According to the Associated Press, local politicians claim that Grupo Mexico, a private mining company in Sonora with a troubling track record of hazardous waste violations in Mexico and the U.S., was slow to report a disastrous fault in its leaching ponds, which hold industrial acid used in the mining process. The spill released around 10 million gallons of acid into the Bacanuchi and Sonora Rivers. Roughly 20,000 people were without water on Aug. 12 and on Sunday, Sonora state civil protection director Carlos Arias said that 88 schools would be closed for up to a week until authorities could verify drinking water was uncontaminated.
In another recent incident, a Proyecto Magistral mine accidentally dumped over a half-million gallons of cyanide solution and contaminated an area spanning a half-kilometer square.
The visuals: Locals made clear just how bad the spill was via social media. Some noted serious visible damage to local ecology, despite assurances from the authorities that the spill could not directly harm people.
Image Credit: Jamie Moran/Twitter
Image Credit: Enrique Martinez/Twitter
Image Credit: @Betoelisam/Twitter
Image Credit: AP
Image Credit: Associated Press
Think Progress reports that local residents were particularly angry about the lack of communication and perceived hand-waving from Grupo Mexico and the government. Activists also told Yahoo that the spill highlighted everything wrong with a plan to transfer local water-testing responsibilities from government regulators to the company itself.
Image Credit: Infomovil/Twitter
Why you should care: While the threat of climate change is the biggest focus in the environmental movement right now, the incident in Sonora is a sordid reminder that major industrial accidents also continue to pose a major threat to local environments.

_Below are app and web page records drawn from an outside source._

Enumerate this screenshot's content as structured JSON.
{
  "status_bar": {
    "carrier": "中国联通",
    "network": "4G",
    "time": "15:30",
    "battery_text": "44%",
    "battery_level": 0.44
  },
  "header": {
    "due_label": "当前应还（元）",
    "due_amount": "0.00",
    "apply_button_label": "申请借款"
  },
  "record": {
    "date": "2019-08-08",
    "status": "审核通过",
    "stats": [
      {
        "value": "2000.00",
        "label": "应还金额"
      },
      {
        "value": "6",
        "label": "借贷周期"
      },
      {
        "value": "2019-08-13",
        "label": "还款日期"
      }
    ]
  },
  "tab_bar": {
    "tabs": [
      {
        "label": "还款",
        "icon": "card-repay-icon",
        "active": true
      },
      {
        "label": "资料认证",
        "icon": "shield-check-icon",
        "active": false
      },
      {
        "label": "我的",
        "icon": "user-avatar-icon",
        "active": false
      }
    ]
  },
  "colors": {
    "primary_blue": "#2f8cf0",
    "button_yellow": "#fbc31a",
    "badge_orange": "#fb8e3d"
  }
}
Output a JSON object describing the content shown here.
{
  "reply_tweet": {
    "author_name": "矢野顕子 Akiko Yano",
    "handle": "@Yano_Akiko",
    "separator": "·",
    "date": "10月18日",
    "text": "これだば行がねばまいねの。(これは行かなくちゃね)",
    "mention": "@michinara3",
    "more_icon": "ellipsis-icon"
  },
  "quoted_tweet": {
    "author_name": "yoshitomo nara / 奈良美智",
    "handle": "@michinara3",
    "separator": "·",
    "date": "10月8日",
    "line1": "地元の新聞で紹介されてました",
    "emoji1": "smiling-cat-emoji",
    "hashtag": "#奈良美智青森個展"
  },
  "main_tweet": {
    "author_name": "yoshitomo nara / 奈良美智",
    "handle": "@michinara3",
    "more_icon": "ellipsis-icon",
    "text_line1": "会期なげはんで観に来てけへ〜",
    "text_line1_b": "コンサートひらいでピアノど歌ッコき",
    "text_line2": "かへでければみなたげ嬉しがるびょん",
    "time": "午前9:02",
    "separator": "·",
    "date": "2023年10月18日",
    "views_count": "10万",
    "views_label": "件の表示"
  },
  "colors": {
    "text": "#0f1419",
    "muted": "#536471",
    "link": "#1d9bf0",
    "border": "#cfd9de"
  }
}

Mining pollution doesn't geographically discriminate, either. Just months ago, one of the U.S.' biggest coal producers was fined $27.5 million and ordered to spend $200 million on cleanup after the EPA accused them of violating over 6,000 permits' water-pollution limits in five Appalachian states.